As of 2019, the US Census Bureau estimated that 42 percent of San Joaquin County’s population is Hispanic or Latino. For Gracie Madrid, who spearheads efforts to bring cultural events to the community through the Mexican Heritage Center in Stockton, Hispanic Heritage Month is an opportunity for the Hispanic community to keep their traditions alive and teach the next generation of Mexican Americans about the history behind these customs.
“Heritage is something you’re born into and it’s important for kids to feel proud of who they are,” Gracie says. “They might have assimilated to the American culture, but that’s really not their heritage. It’s important for them to know what you do and why you do it, because these are practices that come down from our ancestors.”

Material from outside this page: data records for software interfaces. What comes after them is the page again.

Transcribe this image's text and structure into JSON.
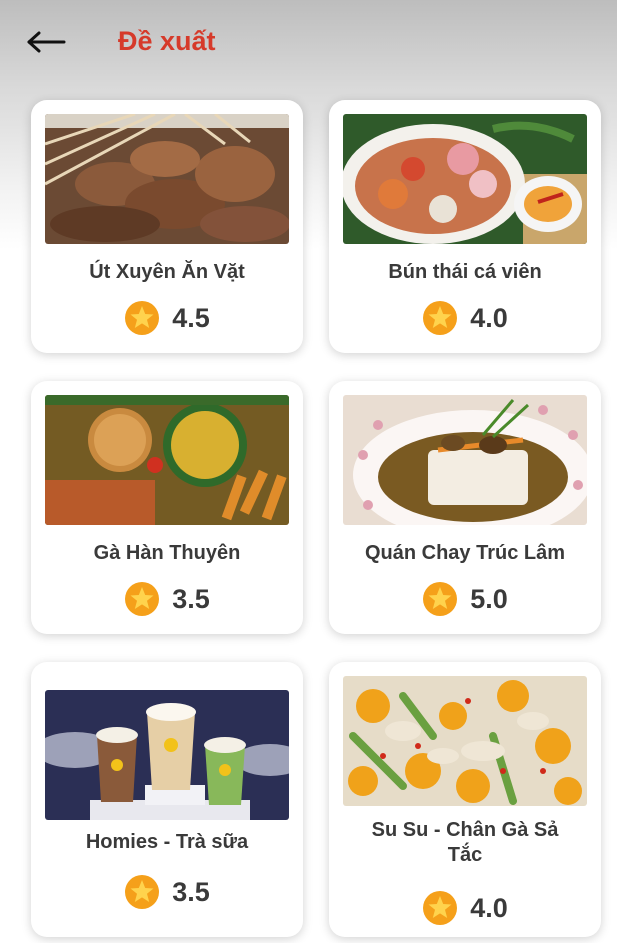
{
  "header": {
    "title": "Đề xuất",
    "back_icon": "arrow-left-icon"
  },
  "colors": {
    "title": "#d63a2a",
    "star_fill": "#f5a01a",
    "star_inner": "#ffd34d",
    "text": "#3a3a3a"
  },
  "restaurants": [
    {
      "name": "Út Xuyên Ăn Vặt",
      "rating": "4.5",
      "image": "grilled-skewers-photo"
    },
    {
      "name": "Bún thái cá viên",
      "rating": "4.0",
      "image": "thai-noodle-fishball-photo"
    },
    {
      "name": "Gà Hàn Thuyên",
      "rating": "3.5",
      "image": "chicken-platter-photo"
    },
    {
      "name": "Quán Chay Trúc Lâm",
      "rating": "5.0",
      "image": "vegetarian-tofu-photo"
    },
    {
      "name": "Homies - Trà sữa",
      "rating": "3.5",
      "image": "milk-tea-cups-photo"
    },
    {
      "name": "Su Su - Chân Gà Sả Tắc",
      "rating": "4.0",
      "image": "chicken-feet-kumquat-photo"
    }
  ]
}
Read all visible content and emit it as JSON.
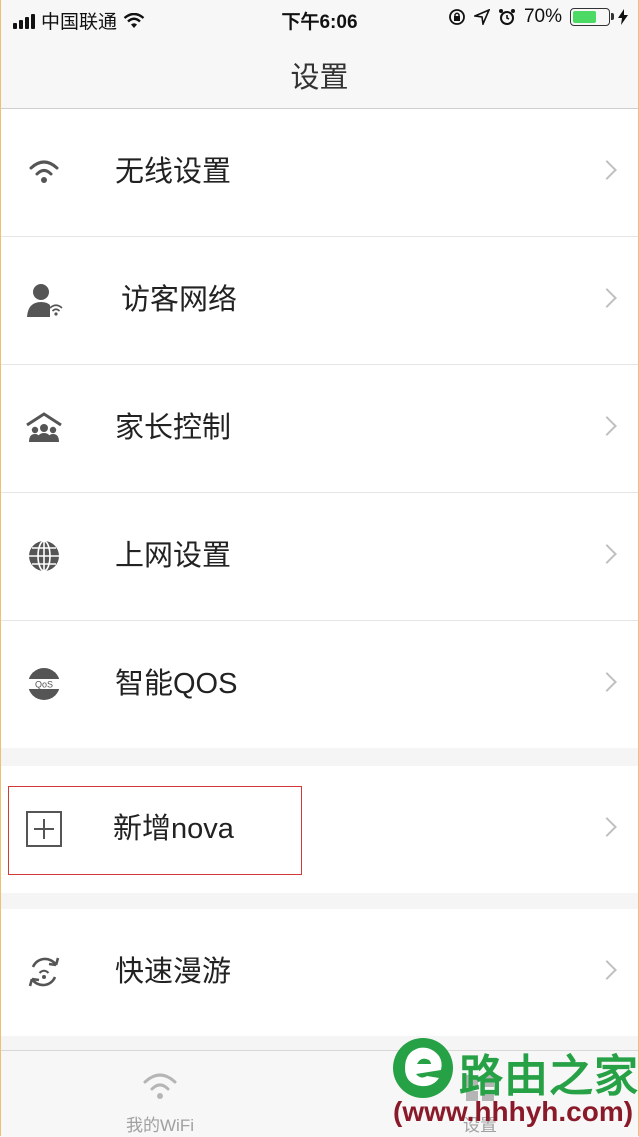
{
  "status_bar": {
    "carrier": "中国联通",
    "time": "下午6:06",
    "battery_percent": "70%",
    "battery_level": 0.7
  },
  "nav": {
    "title": "设置"
  },
  "settings": {
    "items": [
      {
        "label": "无线设置",
        "icon": "wifi-icon"
      },
      {
        "label": "访客网络",
        "icon": "guest-user-icon"
      },
      {
        "label": "家长控制",
        "icon": "family-icon"
      },
      {
        "label": "上网设置",
        "icon": "globe-icon"
      },
      {
        "label": "智能QOS",
        "icon": "qos-icon"
      }
    ],
    "add_nova": {
      "label": "新增nova",
      "icon": "plus-square-icon"
    },
    "roaming": {
      "label": "快速漫游",
      "icon": "roaming-icon"
    }
  },
  "tab_bar": {
    "tabs": [
      {
        "label": "我的WiFi",
        "icon": "wifi-icon"
      },
      {
        "label": "设置",
        "icon": "settings-icon"
      }
    ]
  },
  "watermark": {
    "brand": "路由之家",
    "url": "(www.hhhyh.com)"
  },
  "colors": {
    "highlight": "#d23a3a",
    "chevron": "#c0c0c0",
    "watermark_green": "#27a145"
  }
}
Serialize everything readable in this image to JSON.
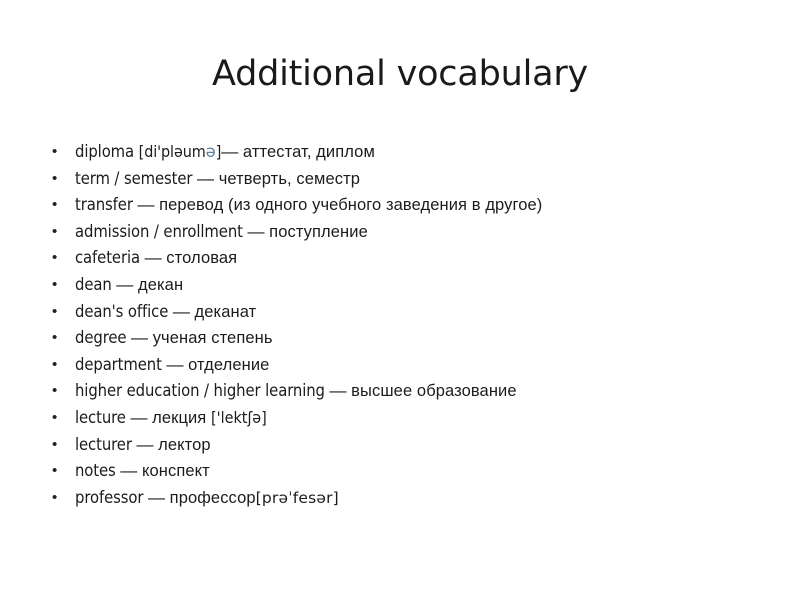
{
  "slide": {
    "title": "Additional vocabulary",
    "background_color": "#ffffff",
    "text_color": "#1c1c1c",
    "bullet_glyph": "•",
    "accent_schwa_color": "#5b84a6"
  },
  "items": [
    {
      "term": "diploma",
      "transcription_open": "[di'pl",
      "transcription_mid": "əum",
      "transcription_schwa": "ə",
      "transcription_close": "]",
      "dash": "—",
      "translation": " аттестат, диплом",
      "full_text": "diploma [di'pləumə]— аттестат, диплом"
    },
    {
      "term": "term / semester ",
      "dash": "—",
      "translation": " четверть, семестр",
      "full_text": "term / semester — четверть, семестр"
    },
    {
      "term": "transfer ",
      "dash": "—",
      "translation": " перевод (из одного учебного заведения в другое)",
      "full_text": "transfer — перевод (из одного учебного заведения в другое)"
    },
    {
      "term": "admission / enrollment ",
      "dash": "—",
      "translation": " поступление",
      "full_text": "admission / enrollment — поступление"
    },
    {
      "term": "cafeteria ",
      "dash": "—",
      "translation": " столовая",
      "full_text": "cafeteria — столовая"
    },
    {
      "term": "dean ",
      "dash": "—",
      "translation": " декан",
      "full_text": "dean — декан"
    },
    {
      "term": "dean's office ",
      "dash": "—",
      "translation": " деканат",
      "full_text": "dean's office — деканат"
    },
    {
      "term": "degree ",
      "dash": "—",
      "translation": " ученая степень",
      "full_text": "degree — ученая степень"
    },
    {
      "term": "department ",
      "dash": "—",
      "translation": " отделение",
      "full_text": "department — отделение"
    },
    {
      "term": "higher education / higher learning ",
      "dash": "—",
      "translation": " высшее образование",
      "full_text": "higher education / higher learning — высшее образование"
    },
    {
      "term": "lecture ",
      "dash": "—",
      "translation": " лекция ",
      "transcription": "['lektʃə]",
      "full_text": "lecture — лекция ['lektʃə]"
    },
    {
      "term": "lecturer ",
      "dash": "—",
      "translation": " лектор",
      "full_text": "lecturer — лектор"
    },
    {
      "term": "notes ",
      "dash": "—",
      "translation": " конспект",
      "full_text": "notes — конспект"
    },
    {
      "term": "professor ",
      "dash": "—",
      "translation": " профессор",
      "transcription": "[prəˈfesər]",
      "full_text": "professor — профессор[prəˈfesər]"
    }
  ]
}
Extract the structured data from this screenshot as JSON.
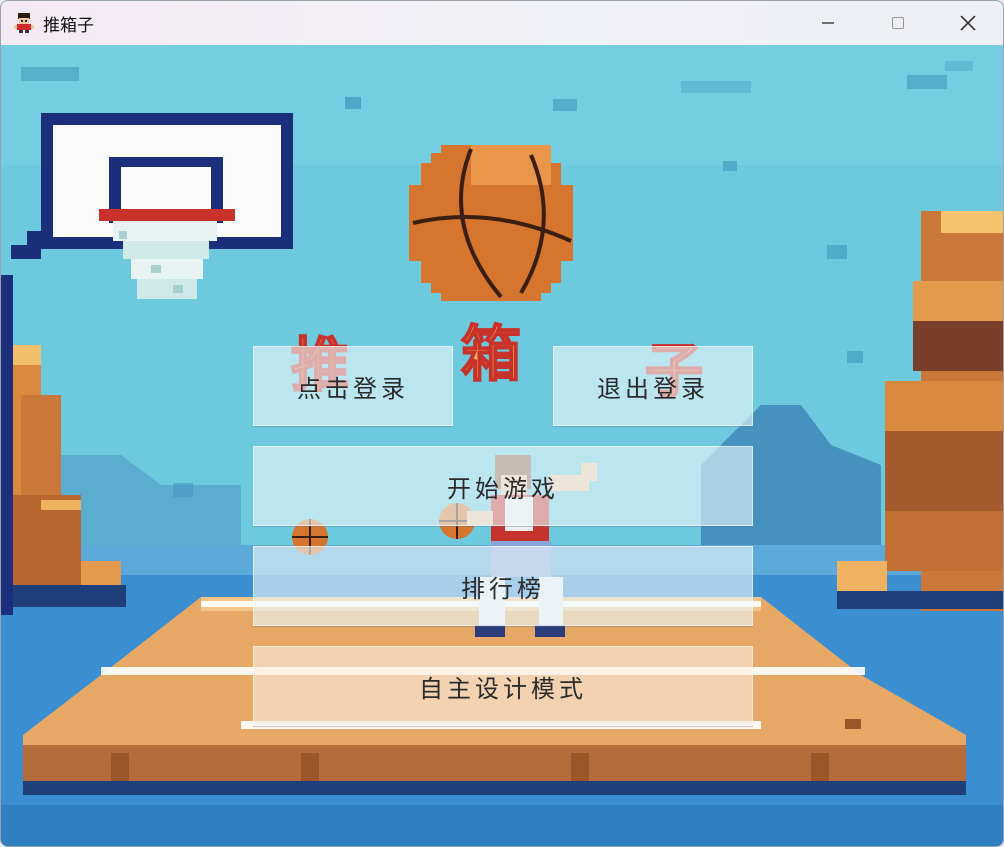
{
  "window": {
    "title": "推箱子"
  },
  "scene": {
    "logo_chars": [
      "推",
      "箱",
      "子"
    ]
  },
  "menu": {
    "login_label": "点击登录",
    "logout_label": "退出登录",
    "start_label": "开始游戏",
    "ranking_label": "排行榜",
    "custom_label": "自主设计模式"
  },
  "colors": {
    "sky": "#6cc9de",
    "court": "#e7a865",
    "water": "#3b8fd0",
    "rim": "#c8322a",
    "ball": "#d6762e"
  },
  "icons": {
    "app": "pixel-character-icon",
    "minimize": "minimize-icon",
    "maximize": "maximize-icon",
    "close": "close-icon"
  }
}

Celebrated every year from September 15 to October 15, Hispanic Heritage Month was enacted into law during Ronald Reagan’s presidency in 1988. The month pays homage to the histories, cultures, and achievements of Americans whose families and ancestors came from Spain, Mexico, or Central and Southern America. Under normal circumstances, the Mexican Heritage Center would host a Mexican Independence Day celebration to commemorate September 16. “That’s the one we really celebrate,” Gracie says, “not Cinco de Mayo.”
The celebration always includes the Grito de Dolores, the battle cry of the Mexican War of Independence, and features traditional dances and music. With ongoing restrictions on large gatherings due to COVID-19, the celebration won’t be possible this year, but Gracie encourages families to celebrate at home. Instead, the Mexican Heritage Center will focus more on the traditions that lead up to Día de los Muertos. The center will welcome the community to build traditional altares (altars) and ofrendas (offerings) to honor their ancestors and loved ones. Gracie hopes to be able to allow visitors to come in small groups to see the altars.